Provided records -
★ ★ ★

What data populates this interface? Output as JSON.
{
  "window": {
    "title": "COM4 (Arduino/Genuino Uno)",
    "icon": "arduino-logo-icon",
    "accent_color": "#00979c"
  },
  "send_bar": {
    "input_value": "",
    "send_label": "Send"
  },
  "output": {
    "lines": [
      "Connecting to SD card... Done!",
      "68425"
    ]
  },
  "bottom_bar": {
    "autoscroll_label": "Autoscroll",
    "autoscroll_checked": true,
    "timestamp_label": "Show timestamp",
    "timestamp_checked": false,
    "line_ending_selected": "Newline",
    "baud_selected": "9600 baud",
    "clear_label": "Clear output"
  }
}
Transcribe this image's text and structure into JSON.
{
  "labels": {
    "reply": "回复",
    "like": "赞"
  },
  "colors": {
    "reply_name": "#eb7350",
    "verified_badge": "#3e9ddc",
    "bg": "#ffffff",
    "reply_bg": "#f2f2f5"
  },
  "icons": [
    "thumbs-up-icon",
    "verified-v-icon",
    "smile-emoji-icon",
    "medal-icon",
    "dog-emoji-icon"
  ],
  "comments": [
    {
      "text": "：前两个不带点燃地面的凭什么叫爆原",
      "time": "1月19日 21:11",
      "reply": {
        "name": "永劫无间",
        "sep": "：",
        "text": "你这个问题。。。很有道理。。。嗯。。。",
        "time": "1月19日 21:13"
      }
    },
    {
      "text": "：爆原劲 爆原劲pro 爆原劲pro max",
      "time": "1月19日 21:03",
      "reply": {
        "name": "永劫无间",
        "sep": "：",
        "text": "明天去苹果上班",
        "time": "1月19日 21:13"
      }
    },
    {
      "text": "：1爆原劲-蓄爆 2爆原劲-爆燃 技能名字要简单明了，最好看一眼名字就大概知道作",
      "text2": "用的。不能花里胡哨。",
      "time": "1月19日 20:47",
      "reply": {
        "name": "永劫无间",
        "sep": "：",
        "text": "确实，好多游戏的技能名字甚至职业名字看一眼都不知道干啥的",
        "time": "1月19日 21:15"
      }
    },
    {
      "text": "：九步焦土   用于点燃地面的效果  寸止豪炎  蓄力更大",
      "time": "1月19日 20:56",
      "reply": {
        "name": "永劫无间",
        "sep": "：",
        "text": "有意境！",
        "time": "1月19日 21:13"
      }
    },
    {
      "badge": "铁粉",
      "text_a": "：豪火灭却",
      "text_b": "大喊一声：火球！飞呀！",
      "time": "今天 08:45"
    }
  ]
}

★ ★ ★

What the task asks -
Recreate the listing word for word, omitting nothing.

Exercise result -
What data populates this interface? Output as JSON.
{
  "window": {
    "title": "COM4 (Arduino/Genuino Uno)",
    "icon": "arduino-logo-icon",
    "accent_color": "#00979c"
  },
  "send_bar": {
    "input_value": "",
    "send_label": "Send"
  },
  "output": {
    "lines": [
      "Connecting to SD card... Done!",
      "68425"
    ]
  },
  "bottom_bar": {
    "autoscroll_label": "Autoscroll",
    "autoscroll_checked": true,
    "timestamp_label": "Show timestamp",
    "timestamp_checked": false,
    "line_ending_selected": "Newline",
    "baud_selected": "9600 baud",
    "clear_label": "Clear output"
  }
}
Transcribe this image's text and structure into JSON.
{
  "labels": {
    "reply": "回复",
    "like": "赞"
  },
  "colors": {
    "reply_name": "#eb7350",
    "verified_badge": "#3e9ddc",
    "bg": "#ffffff",
    "reply_bg": "#f2f2f5"
  },
  "icons": [
    "thumbs-up-icon",
    "verified-v-icon",
    "smile-emoji-icon",
    "medal-icon",
    "dog-emoji-icon"
  ],
  "comments": [
    {
      "text": "：前两个不带点燃地面的凭什么叫爆原",
      "time": "1月19日 21:11",
      "reply": {
        "name": "永劫无间",
        "sep": "：",
        "text": "你这个问题。。。很有道理。。。嗯。。。",
        "time": "1月19日 21:13"
      }
    },
    {
      "text": "：爆原劲 爆原劲pro 爆原劲pro max",
      "time": "1月19日 21:03",
      "reply": {
        "name": "永劫无间",
        "sep": "：",
        "text": "明天去苹果上班",
        "time": "1月19日 21:13"
      }
    },
    {
      "text": "：1爆原劲-蓄爆 2爆原劲-爆燃 技能名字要简单明了，最好看一眼名字就大概知道作",
      "text2": "用的。不能花里胡哨。",
      "time": "1月19日 20:47",
      "reply": {
        "name": "永劫无间",
        "sep": "：",
        "text": "确实，好多游戏的技能名字甚至职业名字看一眼都不知道干啥的",
        "time": "1月19日 21:15"
      }
    },
    {
      "text": "：九步焦土   用于点燃地面的效果  寸止豪炎  蓄力更大",
      "time": "1月19日 20:56",
      "reply": {
        "name": "永劫无间",
        "sep": "：",
        "text": "有意境！",
        "time": "1月19日 21:13"
      }
    },
    {
      "badge": "铁粉",
      "text_a": "：豪火灭却",
      "text_b": "大喊一声：火球！飞呀！",
      "time": "今天 08:45"
    }
  ]
}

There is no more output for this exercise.